He said by doing this,it will enhance coordination among police officers and other stakeholders in the justice system when dealing with children who commit minor offences in order to strengthen the child protection system.
Uganda has been witnessing an upsurge in the number of domestic violence cases amid the financial squeeze caused by Covid-19.
However, activists said that all the existing legal frame work has not been able to bring about the much needed justice due to implementation issues.
Uganda has a number of laws that punish offenders including the Penal Code Act cap 120 (as amended) that provide for prosecution of major offences like rape and defilement among others.
However, Parliament in 2010 enacted the Domestic Violence Act which has made it much easier to punish perpetrators of domestic violence and issue respective orders to guard against the vice.
The Prevention and Prohibition of Torture Act of 2012 also complements the aforementioned laws.
By April 17, 2020 police had registered 328 domestic violence related cases during this period of one month of the nationwide lockdown aimed at preventing the spread of coronavirus.
According to the 2018 Violence Against Children Nationwide Survey, three out of four Ugandans experienced violence in their childhood, .

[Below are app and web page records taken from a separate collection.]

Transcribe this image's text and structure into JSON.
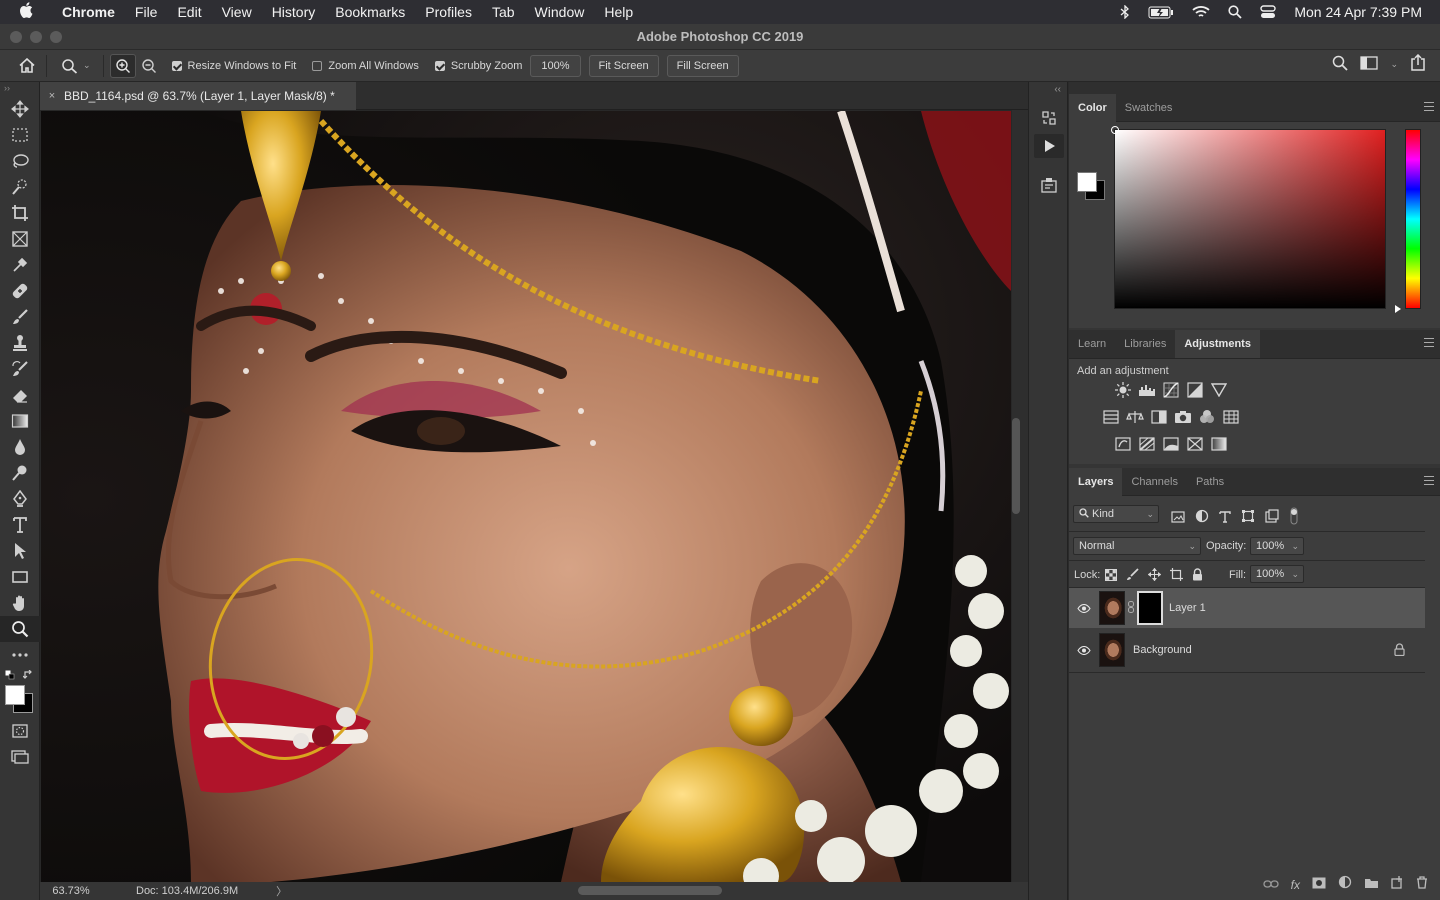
{
  "menubar": {
    "items": [
      "Chrome",
      "File",
      "Edit",
      "View",
      "History",
      "Bookmarks",
      "Profiles",
      "Tab",
      "Window",
      "Help"
    ],
    "clock": "Mon 24 Apr  7:39 PM"
  },
  "window": {
    "title": "Adobe Photoshop CC 2019"
  },
  "options": {
    "resize_windows": "Resize Windows to Fit",
    "zoom_all": "Zoom All Windows",
    "scrubby_zoom": "Scrubby Zoom",
    "zoom_value": "100%",
    "fit_screen": "Fit Screen",
    "fill_screen": "Fill Screen",
    "checked": {
      "resize_windows": true,
      "zoom_all": false,
      "scrubby_zoom": true
    }
  },
  "document": {
    "tab_title": "BBD_1164.psd @ 63.7% (Layer 1, Layer Mask/8) *",
    "close": "×",
    "status_zoom": "63.73%",
    "status_doc": "Doc: 103.4M/206.9M",
    "status_arrow": "〉"
  },
  "panels": {
    "color_tabs": [
      "Color",
      "Swatches"
    ],
    "mid_tabs": [
      "Learn",
      "Libraries",
      "Adjustments"
    ],
    "adjustments_label": "Add an adjustment",
    "layer_tabs": [
      "Layers",
      "Channels",
      "Paths"
    ]
  },
  "layers": {
    "filter_kind": "Kind",
    "blend_mode": "Normal",
    "opacity_label": "Opacity:",
    "opacity_value": "100%",
    "lock_label": "Lock:",
    "fill_label": "Fill:",
    "fill_value": "100%",
    "items": [
      {
        "name": "Layer 1",
        "selected": true
      },
      {
        "name": "Background",
        "locked": true
      }
    ]
  },
  "colors": {
    "foreground": "#ffffff",
    "background": "#000000",
    "accent": "#e02020"
  }
}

The report further indicated that among 18-24-year-olds, one in three girls and one in six boys reported experiencing sexual violence during their childhood.